== Task brief ==
Each of the lines below must be retyped character for character.

[Page and application data records]

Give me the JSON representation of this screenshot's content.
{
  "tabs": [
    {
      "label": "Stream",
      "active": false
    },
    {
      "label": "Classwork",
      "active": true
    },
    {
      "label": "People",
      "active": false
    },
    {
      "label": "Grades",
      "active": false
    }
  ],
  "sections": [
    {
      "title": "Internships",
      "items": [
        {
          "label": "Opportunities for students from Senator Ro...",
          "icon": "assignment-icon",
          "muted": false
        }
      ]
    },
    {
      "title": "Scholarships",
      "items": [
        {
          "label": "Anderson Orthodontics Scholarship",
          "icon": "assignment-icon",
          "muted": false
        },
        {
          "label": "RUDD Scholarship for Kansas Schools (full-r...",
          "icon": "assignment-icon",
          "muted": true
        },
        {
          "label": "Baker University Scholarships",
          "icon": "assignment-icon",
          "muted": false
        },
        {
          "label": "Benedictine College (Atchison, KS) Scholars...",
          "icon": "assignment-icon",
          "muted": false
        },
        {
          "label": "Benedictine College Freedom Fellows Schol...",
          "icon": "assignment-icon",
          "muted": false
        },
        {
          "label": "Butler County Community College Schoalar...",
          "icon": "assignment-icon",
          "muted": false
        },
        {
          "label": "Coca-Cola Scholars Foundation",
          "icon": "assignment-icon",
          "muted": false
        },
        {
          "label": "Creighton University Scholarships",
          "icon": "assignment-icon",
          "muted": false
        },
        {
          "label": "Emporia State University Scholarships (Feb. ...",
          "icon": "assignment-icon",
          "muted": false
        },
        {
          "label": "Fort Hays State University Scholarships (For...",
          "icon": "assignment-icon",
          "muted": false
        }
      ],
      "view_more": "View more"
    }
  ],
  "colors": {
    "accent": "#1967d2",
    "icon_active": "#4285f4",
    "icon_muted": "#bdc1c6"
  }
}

== Exercise response ==
Give me the JSON representation of this screenshot's content.
{
  "tabs": [
    {
      "label": "Stream",
      "active": false
    },
    {
      "label": "Classwork",
      "active": true
    },
    {
      "label": "People",
      "active": false
    },
    {
      "label": "Grades",
      "active": false
    }
  ],
  "sections": [
    {
      "title": "Internships",
      "items": [
        {
          "label": "Opportunities for students from Senator Ro...",
          "icon": "assignment-icon",
          "muted": false
        }
      ]
    },
    {
      "title": "Scholarships",
      "items": [
        {
          "label": "Anderson Orthodontics Scholarship",
          "icon": "assignment-icon",
          "muted": false
        },
        {
          "label": "RUDD Scholarship for Kansas Schools (full-r...",
          "icon": "assignment-icon",
          "muted": true
        },
        {
          "label": "Baker University Scholarships",
          "icon": "assignment-icon",
          "muted": false
        },
        {
          "label": "Benedictine College (Atchison, KS) Scholars...",
          "icon": "assignment-icon",
          "muted": false
        },
        {
          "label": "Benedictine College Freedom Fellows Schol...",
          "icon": "assignment-icon",
          "muted": false
        },
        {
          "label": "Butler County Community College Schoalar...",
          "icon": "assignment-icon",
          "muted": false
        },
        {
          "label": "Coca-Cola Scholars Foundation",
          "icon": "assignment-icon",
          "muted": false
        },
        {
          "label": "Creighton University Scholarships",
          "icon": "assignment-icon",
          "muted": false
        },
        {
          "label": "Emporia State University Scholarships (Feb. ...",
          "icon": "assignment-icon",
          "muted": false
        },
        {
          "label": "Fort Hays State University Scholarships (For...",
          "icon": "assignment-icon",
          "muted": false
        }
      ],
      "view_more": "View more"
    }
  ],
  "colors": {
    "accent": "#1967d2",
    "icon_active": "#4285f4",
    "icon_muted": "#bdc1c6"
  }
}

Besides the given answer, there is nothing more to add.